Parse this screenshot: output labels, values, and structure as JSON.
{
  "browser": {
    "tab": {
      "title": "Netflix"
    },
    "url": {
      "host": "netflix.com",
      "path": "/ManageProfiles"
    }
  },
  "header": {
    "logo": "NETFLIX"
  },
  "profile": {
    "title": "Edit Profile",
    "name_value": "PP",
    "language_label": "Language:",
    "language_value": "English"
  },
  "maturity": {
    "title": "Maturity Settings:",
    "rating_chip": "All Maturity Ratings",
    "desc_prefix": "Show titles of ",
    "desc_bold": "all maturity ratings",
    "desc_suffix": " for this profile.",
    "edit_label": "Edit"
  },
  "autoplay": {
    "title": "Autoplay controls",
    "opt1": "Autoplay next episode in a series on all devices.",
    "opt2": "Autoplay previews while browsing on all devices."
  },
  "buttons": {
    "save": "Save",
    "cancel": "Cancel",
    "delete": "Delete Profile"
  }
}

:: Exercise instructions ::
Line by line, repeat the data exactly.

:: Solution to the exercise ::
Parse this screenshot: output labels, values, and structure as JSON.
{
  "browser": {
    "tab": {
      "title": "Netflix"
    },
    "url": {
      "host": "netflix.com",
      "path": "/ManageProfiles"
    }
  },
  "header": {
    "logo": "NETFLIX"
  },
  "profile": {
    "title": "Edit Profile",
    "name_value": "PP",
    "language_label": "Language:",
    "language_value": "English"
  },
  "maturity": {
    "title": "Maturity Settings:",
    "rating_chip": "All Maturity Ratings",
    "desc_prefix": "Show titles of ",
    "desc_bold": "all maturity ratings",
    "desc_suffix": " for this profile.",
    "edit_label": "Edit"
  },
  "autoplay": {
    "title": "Autoplay controls",
    "opt1": "Autoplay next episode in a series on all devices.",
    "opt2": "Autoplay previews while browsing on all devices."
  },
  "buttons": {
    "save": "Save",
    "cancel": "Cancel",
    "delete": "Delete Profile"
  }
}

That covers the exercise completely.